“We just like growing things” was Llew’s answer to why he and Puce started their blueberry farm. Even before we entered the 5-acre netted enclosure, there was plenty of evidence in front of us: the large covered vegetable garden next to the house, the free range pigs in the paddocks.
Once through the sliding gate of the enclosure, we passed other “things” they like to grow — a long row of figs (for a local restaurant), mixed berries and hazelnut trees. The care that is lavished on the 9 varieties of blueberries is obvious. We visited at a time when some varieties were just coming into flower, and some were heavily laden with developing berries.
“We started out wanting to be biodynamic,” said Llew, “and we still use some biodynamic sprays”. He pulled away some of the heavy mulch around the plants to reveal healthy earthworms. The sawdust is bought from the local sawmill which helps the keep pH of the soil acidic for the blueberries. Before the blueberries were planted (about 7 years ago), they had soil tests done and ordered a specific blend of compost for their raised beds from a company in Young. This laid the foundation for the vibrant plants that are now in full production.
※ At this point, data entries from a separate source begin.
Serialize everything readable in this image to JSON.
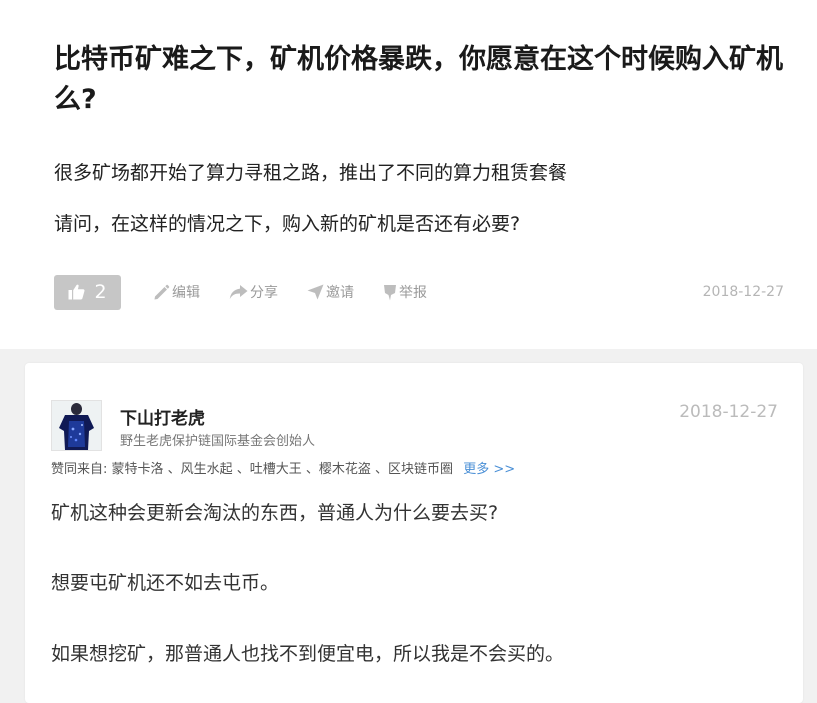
{
  "question": {
    "title": "比特币矿难之下，矿机价格暴跌，你愿意在这个时候购入矿机么?",
    "paragraphs": [
      "很多矿场都开始了算力寻租之路，推出了不同的算力租赁套餐",
      "请问，在这样的情况之下，购入新的矿机是否还有必要?"
    ],
    "like_count": "2",
    "actions": {
      "edit": "编辑",
      "share": "分享",
      "invite": "邀请",
      "report": "举报"
    },
    "date": "2018-12-27"
  },
  "answer": {
    "author_name": "下山打老虎",
    "author_bio": "野生老虎保护链国际基金会创始人",
    "date": "2018-12-27",
    "upvoters_label": "赞同来自:",
    "upvoters_names": "蒙特卡洛 、风生水起 、吐槽大王 、樱木花盗 、区块链币圈",
    "more_label": "更多 >>",
    "paragraphs": [
      "矿机这种会更新会淘汰的东西，普通人为什么要去买?",
      "想要屯矿机还不如去屯币。",
      "如果想挖矿，那普通人也找不到便宜电，所以我是不会买的。"
    ]
  },
  "icons": {
    "like": "thumbs-up-icon",
    "edit": "pencil-icon",
    "share": "share-arrow-icon",
    "invite": "paper-plane-icon",
    "report": "flag-icon"
  },
  "colors": {
    "like_button_bg": "#c6c6c6",
    "link_blue": "#4a8fd6",
    "muted_text": "#9a9a9a",
    "page_bg": "#f1f1f1"
  }
}
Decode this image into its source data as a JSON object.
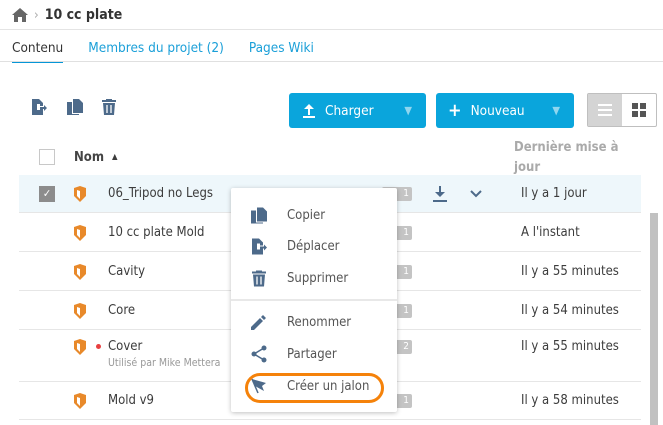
{
  "breadcrumb": {
    "title": "10 cc plate"
  },
  "tabs": [
    {
      "label": "Contenu"
    },
    {
      "label": "Membres du projet (2)"
    },
    {
      "label": "Pages Wiki"
    }
  ],
  "toolbar": {
    "upload_label": "Charger",
    "new_label": "Nouveau"
  },
  "table": {
    "col_name": "Nom",
    "col_date": "Dernière mise à jour",
    "rows": [
      {
        "name": "06_Tripod no Legs",
        "version": "1",
        "date": "Il y a 1 jour",
        "selected": true
      },
      {
        "name": "10 cc plate Mold",
        "version": "1",
        "date": "A l'instant"
      },
      {
        "name": "Cavity",
        "version": "1",
        "date": "Il y a 55 minutes"
      },
      {
        "name": "Core",
        "version": "1",
        "date": "Il y a 54 minutes"
      },
      {
        "name": "Cover",
        "version": "2",
        "date": "Il y a 55 minutes",
        "sub": "Utilisé par Mike Mettera"
      },
      {
        "name": "Mold v9",
        "version": "1",
        "date": "Il y a 58 minutes"
      }
    ]
  },
  "menu": {
    "items": [
      {
        "label": "Copier"
      },
      {
        "label": "Déplacer"
      },
      {
        "label": "Supprimer"
      },
      {
        "label": "Renommer"
      },
      {
        "label": "Partager"
      },
      {
        "label": "Créer un jalon"
      }
    ]
  },
  "colors": {
    "accent": "#0aa5dc",
    "icon": "#4d6a8a",
    "highlight": "#f5820a"
  }
}
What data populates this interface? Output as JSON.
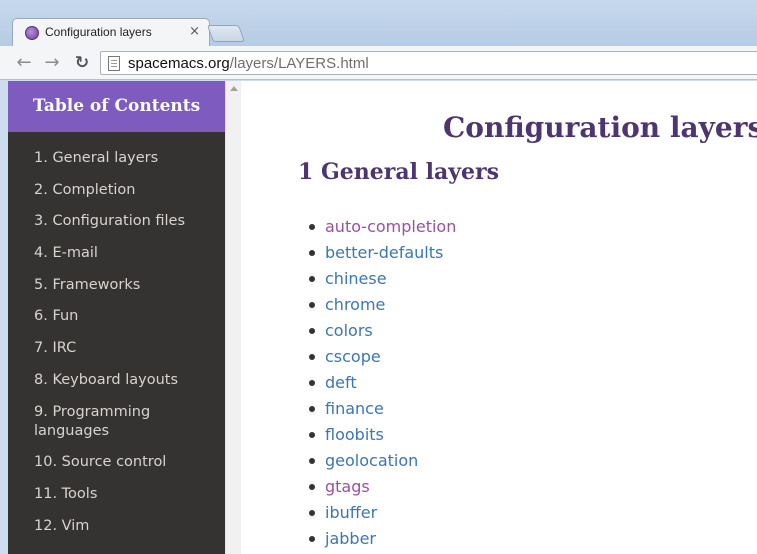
{
  "browser": {
    "tab_title": "Configuration layers",
    "tab_close": "×",
    "url_host": "spacemacs.org",
    "url_path": "/layers/LAYERS.html"
  },
  "sidebar": {
    "title": "Table of Contents",
    "items": [
      "1. General layers",
      "2. Completion",
      "3. Configuration files",
      "4. E-mail",
      "5. Frameworks",
      "6. Fun",
      "7. IRC",
      "8. Keyboard layouts",
      "9. Programming languages",
      "10. Source control",
      "11. Tools",
      "12. Vim"
    ]
  },
  "main": {
    "title": "Configuration layers",
    "section_title": "1 General layers",
    "layers": [
      {
        "label": "auto-completion",
        "visited": true
      },
      {
        "label": "better-defaults",
        "visited": false
      },
      {
        "label": "chinese",
        "visited": false
      },
      {
        "label": "chrome",
        "visited": false
      },
      {
        "label": "colors",
        "visited": false
      },
      {
        "label": "cscope",
        "visited": false
      },
      {
        "label": "deft",
        "visited": false
      },
      {
        "label": "finance",
        "visited": false
      },
      {
        "label": "floobits",
        "visited": false
      },
      {
        "label": "geolocation",
        "visited": false
      },
      {
        "label": "gtags",
        "visited": true
      },
      {
        "label": "ibuffer",
        "visited": false
      },
      {
        "label": "jabber",
        "visited": false
      }
    ]
  },
  "colors": {
    "toc_header_bg": "#7e5bbf",
    "sidebar_bg": "#353331",
    "heading": "#4c3571",
    "link": "#3b76b2",
    "link_visited": "#9a4f9f"
  }
}
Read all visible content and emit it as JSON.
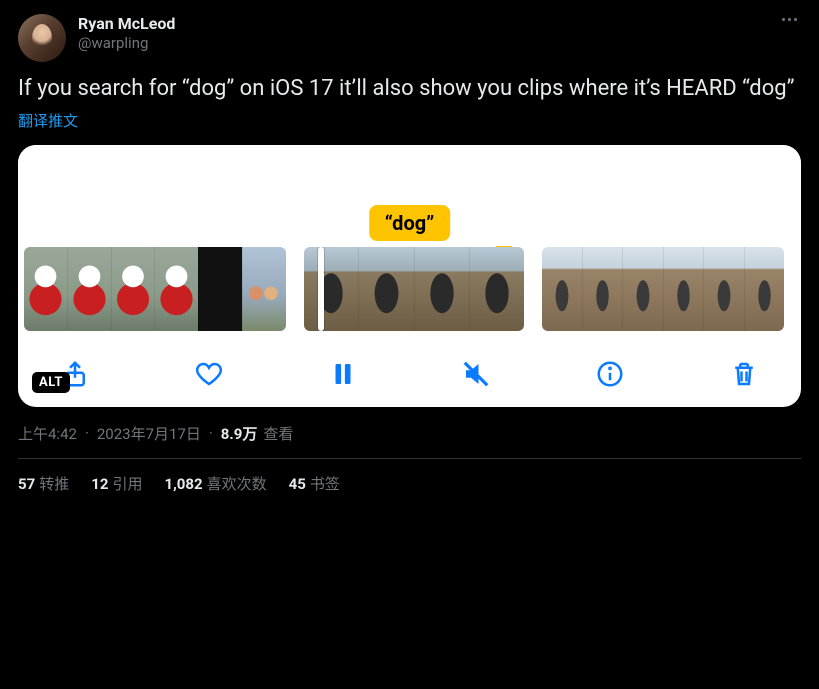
{
  "author": {
    "display_name": "Ryan McLeod",
    "handle": "@warpling"
  },
  "tweet_text": "If you search for “dog” on iOS 17 it’ll also show you clips where it’s HEARD “dog”",
  "translate_label": "翻译推文",
  "media": {
    "search_chip": "“dog”",
    "alt_badge": "ALT",
    "toolbar_icons": [
      "share",
      "heart",
      "pause",
      "mute",
      "info",
      "trash"
    ]
  },
  "meta": {
    "time": "上午4:42",
    "date": "2023年7月17日",
    "views_count": "8.9万",
    "views_label": "查看"
  },
  "stats": {
    "retweets_count": "57",
    "retweets_label": "转推",
    "quotes_count": "12",
    "quotes_label": "引用",
    "likes_count": "1,082",
    "likes_label": "喜欢次数",
    "bookmarks_count": "45",
    "bookmarks_label": "书签"
  }
}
The property sits in the middle of a national park, so there is competition for anything edible from the local wildlife, especially birds and wallabies. The overhead netting is for hail protection while the perimeter is bird netting. Puce explained that this is to allow access for the bees to pollinate. Naturally, there are bee hives next to the enclosure.
There’s no access to the electricity grid so the home, pickers’ accommodation and the picking shed are all solar powered. They are in the process of installing a solar pump to move water from the main dam to a storage dam on the highest part of the land. This allows maximum efficiency for the drip irrigation lines.
What started out as a retirement project is now a thriving little business. A mix of locals and backpackers do the picking, although recent changes to the visa laws have reduced the numbers of seasonal pickers. The different varieties of blueberries extend the picking season, and Puce is a firm believer in seasonal eating. Her French heritage has instilled a culture of local seasonal produce, and the place where everyone shopped in regional France was the local market.
“I love coming to the SAGE Farmers Market. I get great feedback and our regulars are interested in the different flavours of each variety. Some are full and sweet, some have a slightly tart and herbal note,” said Puce. “I really look forward to each season at the market. For me, it’s as much about people as selling blueberries.”